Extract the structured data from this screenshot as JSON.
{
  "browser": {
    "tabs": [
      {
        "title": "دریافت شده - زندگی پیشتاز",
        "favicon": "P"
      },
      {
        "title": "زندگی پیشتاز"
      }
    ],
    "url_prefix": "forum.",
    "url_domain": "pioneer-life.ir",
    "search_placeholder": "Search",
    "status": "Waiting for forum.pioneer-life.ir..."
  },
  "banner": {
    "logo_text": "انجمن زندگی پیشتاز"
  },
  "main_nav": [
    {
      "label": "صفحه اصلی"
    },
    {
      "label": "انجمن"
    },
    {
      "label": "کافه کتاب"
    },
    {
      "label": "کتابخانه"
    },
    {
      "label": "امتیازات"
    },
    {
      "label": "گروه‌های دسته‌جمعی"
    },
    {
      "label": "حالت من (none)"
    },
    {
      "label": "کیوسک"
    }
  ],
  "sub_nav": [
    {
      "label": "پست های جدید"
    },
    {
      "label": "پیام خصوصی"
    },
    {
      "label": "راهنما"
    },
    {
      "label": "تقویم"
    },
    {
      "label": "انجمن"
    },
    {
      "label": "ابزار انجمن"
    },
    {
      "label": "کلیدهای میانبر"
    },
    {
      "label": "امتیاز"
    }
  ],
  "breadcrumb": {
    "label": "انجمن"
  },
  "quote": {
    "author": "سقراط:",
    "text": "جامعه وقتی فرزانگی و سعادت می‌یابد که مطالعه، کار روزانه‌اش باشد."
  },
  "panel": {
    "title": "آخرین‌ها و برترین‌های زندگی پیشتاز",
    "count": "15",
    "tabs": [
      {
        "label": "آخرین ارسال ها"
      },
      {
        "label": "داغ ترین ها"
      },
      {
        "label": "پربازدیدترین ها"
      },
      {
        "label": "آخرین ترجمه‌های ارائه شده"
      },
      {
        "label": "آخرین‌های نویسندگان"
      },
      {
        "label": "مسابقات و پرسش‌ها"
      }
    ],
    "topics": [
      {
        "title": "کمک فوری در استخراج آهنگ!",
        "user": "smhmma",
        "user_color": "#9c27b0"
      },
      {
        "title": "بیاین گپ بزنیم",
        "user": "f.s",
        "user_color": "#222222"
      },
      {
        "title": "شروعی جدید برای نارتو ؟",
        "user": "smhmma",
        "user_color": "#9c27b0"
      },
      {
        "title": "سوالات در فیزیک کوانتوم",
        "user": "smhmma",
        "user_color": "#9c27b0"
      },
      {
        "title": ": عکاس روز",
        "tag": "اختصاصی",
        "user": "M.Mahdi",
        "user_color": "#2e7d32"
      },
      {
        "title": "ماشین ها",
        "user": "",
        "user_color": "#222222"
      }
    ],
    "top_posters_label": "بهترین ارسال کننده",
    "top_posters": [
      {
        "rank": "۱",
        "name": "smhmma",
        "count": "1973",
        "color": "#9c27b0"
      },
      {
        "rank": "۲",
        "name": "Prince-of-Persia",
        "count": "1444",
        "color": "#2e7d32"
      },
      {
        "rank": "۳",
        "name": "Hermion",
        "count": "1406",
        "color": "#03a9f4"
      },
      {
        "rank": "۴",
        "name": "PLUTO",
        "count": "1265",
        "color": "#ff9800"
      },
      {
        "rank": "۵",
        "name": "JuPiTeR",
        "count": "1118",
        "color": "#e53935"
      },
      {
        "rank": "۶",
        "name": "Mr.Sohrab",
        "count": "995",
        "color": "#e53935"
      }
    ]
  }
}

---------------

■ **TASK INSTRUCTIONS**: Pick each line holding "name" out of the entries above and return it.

■ **ANSWER TO THE EXERCISE**:
        "name": "smhmma",
        "name": "Prince-of-Persia",
        "name": "Hermion",
        "name": "PLUTO",
        "name": "JuPiTeR",
        "name": "Mr.Sohrab",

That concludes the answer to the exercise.